There are simple yet profound techniques that can be done anywhere and anytime to center yourself, relax and breathe more effectively. Just a few minutes of daily focused breathing can help alleviate tension, decrease stress, or improve your mood. The science behind heart rate variability and how we can restore our natural and optimal inner frequency is helping millions of people restore their natural balance and optimal rhythms to sleep better, digest better, feel happier and think more clearly during the day.

3. Have you heard of Yoga Nidra?

Rest, recover, recharge. The practice of yoga nidra is a state of consciousness between waking and sleeping. Yoga nidra assists in reprogramming the mind to access the subconscious mind through entering deep meditative states. This practice helps the body rest and repair by balancing the nervous system.

According to the traditional teachings, one hour of yoga nidra practice equals four hours of natural sleep. A great way to rest and recharge when we need it the most.

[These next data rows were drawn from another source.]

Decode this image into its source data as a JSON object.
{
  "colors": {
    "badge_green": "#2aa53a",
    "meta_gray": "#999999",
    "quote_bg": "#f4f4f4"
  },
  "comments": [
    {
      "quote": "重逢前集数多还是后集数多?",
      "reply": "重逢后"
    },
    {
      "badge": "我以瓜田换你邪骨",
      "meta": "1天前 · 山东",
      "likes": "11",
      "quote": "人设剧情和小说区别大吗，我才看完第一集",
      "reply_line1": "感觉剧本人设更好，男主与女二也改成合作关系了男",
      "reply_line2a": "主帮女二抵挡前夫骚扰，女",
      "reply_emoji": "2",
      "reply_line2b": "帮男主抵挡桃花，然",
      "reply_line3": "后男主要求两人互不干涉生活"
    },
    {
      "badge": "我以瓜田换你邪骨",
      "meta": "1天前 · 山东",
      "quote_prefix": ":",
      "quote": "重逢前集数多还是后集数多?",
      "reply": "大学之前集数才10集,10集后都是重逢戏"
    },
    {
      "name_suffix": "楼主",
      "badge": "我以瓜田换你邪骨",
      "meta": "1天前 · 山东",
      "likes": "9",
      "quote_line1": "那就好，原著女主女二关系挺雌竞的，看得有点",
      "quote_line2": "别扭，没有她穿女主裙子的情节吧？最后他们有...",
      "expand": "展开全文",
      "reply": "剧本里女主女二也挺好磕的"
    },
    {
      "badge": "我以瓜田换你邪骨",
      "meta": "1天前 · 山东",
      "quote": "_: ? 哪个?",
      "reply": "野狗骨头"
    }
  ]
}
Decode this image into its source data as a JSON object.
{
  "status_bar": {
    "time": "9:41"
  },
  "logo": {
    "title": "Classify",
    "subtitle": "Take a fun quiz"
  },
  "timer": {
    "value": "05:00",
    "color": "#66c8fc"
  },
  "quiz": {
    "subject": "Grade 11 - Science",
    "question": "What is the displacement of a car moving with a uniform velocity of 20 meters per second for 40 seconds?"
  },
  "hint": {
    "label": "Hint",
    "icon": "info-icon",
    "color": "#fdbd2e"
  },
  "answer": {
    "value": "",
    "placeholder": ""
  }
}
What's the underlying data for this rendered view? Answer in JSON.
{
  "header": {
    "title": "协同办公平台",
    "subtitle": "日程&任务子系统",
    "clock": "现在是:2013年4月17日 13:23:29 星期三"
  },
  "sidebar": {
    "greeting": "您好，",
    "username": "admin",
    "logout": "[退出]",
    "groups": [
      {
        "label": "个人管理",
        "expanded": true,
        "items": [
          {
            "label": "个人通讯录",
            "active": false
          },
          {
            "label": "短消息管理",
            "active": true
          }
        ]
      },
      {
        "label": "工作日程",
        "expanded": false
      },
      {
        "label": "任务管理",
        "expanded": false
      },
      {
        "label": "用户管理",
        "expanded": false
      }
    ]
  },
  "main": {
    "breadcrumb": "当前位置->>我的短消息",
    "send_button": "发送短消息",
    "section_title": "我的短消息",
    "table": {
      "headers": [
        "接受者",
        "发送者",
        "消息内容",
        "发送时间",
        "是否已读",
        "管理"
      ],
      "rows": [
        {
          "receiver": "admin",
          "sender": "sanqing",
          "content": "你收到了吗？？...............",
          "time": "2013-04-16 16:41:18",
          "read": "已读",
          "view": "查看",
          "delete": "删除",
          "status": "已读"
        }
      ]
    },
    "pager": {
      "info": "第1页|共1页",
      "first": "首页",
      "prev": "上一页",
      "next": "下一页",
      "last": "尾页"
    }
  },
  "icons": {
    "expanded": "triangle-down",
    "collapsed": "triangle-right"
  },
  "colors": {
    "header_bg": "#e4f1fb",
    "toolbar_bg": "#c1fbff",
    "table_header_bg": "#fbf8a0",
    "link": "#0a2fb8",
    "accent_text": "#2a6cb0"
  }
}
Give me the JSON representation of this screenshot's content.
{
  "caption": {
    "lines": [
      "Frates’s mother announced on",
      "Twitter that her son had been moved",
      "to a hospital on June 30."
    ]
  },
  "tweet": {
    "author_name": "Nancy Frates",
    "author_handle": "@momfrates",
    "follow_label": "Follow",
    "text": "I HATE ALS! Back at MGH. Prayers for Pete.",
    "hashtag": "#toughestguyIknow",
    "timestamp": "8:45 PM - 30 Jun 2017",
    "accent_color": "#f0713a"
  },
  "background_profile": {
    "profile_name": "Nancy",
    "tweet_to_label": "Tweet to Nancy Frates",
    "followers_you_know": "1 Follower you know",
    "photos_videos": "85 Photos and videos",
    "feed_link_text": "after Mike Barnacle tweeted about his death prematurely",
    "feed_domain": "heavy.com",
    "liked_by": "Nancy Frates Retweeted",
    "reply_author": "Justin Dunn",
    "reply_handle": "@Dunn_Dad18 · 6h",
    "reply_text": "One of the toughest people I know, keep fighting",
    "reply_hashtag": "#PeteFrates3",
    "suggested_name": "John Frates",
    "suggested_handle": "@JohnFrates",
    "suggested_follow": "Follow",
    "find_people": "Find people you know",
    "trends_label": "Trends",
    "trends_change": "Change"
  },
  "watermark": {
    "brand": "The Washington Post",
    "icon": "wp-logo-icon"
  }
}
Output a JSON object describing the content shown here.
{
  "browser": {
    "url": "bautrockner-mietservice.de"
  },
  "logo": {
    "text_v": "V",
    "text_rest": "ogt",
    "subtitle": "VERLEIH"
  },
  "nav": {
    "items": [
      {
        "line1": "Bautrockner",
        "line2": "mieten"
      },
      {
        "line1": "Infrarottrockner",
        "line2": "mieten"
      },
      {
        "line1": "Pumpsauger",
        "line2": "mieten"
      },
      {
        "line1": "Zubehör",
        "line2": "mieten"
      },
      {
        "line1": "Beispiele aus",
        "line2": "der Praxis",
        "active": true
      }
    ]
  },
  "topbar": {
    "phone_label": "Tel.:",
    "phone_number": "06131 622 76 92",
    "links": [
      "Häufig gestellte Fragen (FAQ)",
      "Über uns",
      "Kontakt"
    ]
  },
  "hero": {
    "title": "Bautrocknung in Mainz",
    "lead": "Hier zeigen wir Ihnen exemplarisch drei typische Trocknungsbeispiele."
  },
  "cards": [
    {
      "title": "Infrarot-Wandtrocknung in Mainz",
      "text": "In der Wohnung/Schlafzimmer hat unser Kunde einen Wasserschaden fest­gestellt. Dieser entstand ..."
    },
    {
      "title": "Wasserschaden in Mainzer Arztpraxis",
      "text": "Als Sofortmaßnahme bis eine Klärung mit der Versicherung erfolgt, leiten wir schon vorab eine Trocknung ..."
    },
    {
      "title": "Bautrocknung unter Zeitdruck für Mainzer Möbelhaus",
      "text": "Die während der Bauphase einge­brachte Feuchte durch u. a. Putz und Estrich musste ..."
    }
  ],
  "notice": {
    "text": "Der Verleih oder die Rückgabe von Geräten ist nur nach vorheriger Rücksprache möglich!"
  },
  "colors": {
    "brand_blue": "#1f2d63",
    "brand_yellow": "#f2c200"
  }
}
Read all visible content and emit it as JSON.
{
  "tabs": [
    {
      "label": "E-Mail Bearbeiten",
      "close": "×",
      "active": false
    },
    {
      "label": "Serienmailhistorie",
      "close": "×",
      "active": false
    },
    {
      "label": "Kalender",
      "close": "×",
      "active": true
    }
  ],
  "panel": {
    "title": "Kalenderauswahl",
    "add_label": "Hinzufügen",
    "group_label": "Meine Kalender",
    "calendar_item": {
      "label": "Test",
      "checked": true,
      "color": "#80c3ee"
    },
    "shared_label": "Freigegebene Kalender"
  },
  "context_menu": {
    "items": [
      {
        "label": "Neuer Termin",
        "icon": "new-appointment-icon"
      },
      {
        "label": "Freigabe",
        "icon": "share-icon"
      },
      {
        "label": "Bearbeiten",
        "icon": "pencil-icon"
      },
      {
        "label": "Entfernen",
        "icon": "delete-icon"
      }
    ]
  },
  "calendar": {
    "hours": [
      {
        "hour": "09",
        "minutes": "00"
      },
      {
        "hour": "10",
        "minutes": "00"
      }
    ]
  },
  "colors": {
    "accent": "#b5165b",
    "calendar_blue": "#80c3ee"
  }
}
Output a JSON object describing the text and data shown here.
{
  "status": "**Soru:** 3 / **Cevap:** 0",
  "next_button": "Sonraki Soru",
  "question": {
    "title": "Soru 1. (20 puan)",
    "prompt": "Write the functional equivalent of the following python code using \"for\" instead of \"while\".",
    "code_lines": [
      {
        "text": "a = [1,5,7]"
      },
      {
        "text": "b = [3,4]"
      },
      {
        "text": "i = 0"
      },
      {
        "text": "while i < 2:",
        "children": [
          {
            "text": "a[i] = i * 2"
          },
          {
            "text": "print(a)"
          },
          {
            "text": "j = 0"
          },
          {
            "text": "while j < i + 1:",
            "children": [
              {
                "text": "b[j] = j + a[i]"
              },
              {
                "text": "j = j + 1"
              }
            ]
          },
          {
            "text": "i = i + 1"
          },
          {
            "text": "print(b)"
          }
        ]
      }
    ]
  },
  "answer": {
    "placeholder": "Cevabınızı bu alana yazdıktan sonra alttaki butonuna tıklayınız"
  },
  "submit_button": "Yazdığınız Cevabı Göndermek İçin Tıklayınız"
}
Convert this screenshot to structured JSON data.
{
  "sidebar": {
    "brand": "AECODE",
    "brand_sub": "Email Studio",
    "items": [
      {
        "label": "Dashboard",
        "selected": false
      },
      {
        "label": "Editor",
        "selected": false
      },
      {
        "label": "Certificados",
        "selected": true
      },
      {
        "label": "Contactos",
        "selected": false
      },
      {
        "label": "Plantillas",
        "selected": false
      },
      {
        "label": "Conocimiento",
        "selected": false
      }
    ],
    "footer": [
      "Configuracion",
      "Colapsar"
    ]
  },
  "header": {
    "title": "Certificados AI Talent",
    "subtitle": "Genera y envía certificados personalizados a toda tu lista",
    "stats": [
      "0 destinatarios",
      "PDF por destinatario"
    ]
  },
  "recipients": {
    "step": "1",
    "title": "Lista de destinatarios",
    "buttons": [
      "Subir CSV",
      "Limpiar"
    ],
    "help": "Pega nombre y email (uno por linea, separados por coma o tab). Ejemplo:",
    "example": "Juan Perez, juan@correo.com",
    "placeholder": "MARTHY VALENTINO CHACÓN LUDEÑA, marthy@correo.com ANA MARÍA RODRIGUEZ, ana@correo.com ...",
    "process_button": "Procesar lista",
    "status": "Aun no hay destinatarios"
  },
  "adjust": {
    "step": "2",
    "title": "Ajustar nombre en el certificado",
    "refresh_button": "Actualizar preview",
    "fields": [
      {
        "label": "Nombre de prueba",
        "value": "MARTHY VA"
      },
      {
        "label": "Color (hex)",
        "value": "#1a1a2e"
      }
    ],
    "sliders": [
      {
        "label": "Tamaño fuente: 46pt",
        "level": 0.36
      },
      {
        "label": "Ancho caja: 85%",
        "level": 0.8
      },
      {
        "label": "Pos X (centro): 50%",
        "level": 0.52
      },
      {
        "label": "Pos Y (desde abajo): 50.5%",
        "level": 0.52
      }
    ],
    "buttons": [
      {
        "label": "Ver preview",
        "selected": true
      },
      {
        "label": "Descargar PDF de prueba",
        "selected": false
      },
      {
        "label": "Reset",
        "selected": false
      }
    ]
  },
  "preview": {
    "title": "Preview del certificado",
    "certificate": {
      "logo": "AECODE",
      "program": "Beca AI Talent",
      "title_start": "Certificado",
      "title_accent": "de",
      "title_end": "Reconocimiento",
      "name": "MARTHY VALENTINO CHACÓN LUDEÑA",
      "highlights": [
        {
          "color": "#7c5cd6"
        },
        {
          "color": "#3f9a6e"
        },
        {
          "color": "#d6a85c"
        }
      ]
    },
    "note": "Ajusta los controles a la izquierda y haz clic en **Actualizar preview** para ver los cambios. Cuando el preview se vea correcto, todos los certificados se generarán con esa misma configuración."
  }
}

This technique has always been a favorite one of my clients (and mine!) who attend my yoga for relaxation classes. Try the yoga nidra technique before bed to help you rest and relax deeply.

Here is a yoga nidra audio I created for you. You’ll find it here 

4. Ahhh Yin yoga and Restorative yoga

Both Yin and Restorative yoga styles are wonderful options to help unwind and relax. These two styles of yoga include longer held, floor based postures often supported by cushions or blankets to help relax the hips, back and shoulders, which are areas most people hold onto the stresses of the day.

When we stay longer in certain positions, we influence our deep connective tissue that encapsulates our joints and inner organs. By breathing into our these tighter areas of our body while holding poses mindfully, we begin to reorganize and hydrate our deep connective tissue which directly influences how we feel due to its correlation with our nervous system.

Even just a few longer held poses before bed with make a difference in having a more restful nights sleep.

Would you like to try a slow moving, restorative, YIN style yoga routine?

You are invited to join me for a live online class on Wednesday at 6pm ET. Yoga for relaxation employs many of these techniques and more to help you feel more like yourself. Less tension and stress equates to less burnout and better health, harmony and joy. When you are ready to unwind and let go of aches and pains, send me a private message at and I will send you an invitation to join us on a date that works for you.

I always say sleep is sacred! Go a few night’s without a good night sleep and our entire outlook on the day can be altered. The above mentioned tips are some of my favorite tricks to help get the kind of sleep I enjoy so the next day flows with greater ease. I hope you find them helpful too!

Cheers to your good health and a happier mood.

About the Author


Laura Warf is the founder of the School of Happiness holistic wellness center whose methods are based on tools from ancient teachings to today’s current research to inspire others to take charge of their complete well-being by following her 8 essential elements to health and happiness. She is a healthy living advocate, passionate wellness educator and mind-body specialist offering services in corporate wellness, yoga, meditation, energetic balancing, and fitness conditioning. Laura is also co-founder of the Mend My Back at
For more about Laura visit:

{"email":"Email address invalid","url":"Website address invalid","required":"Required field missing"}

Want to Learn More About Fitness, Yoga and Wellness?

Check Out These Related Articles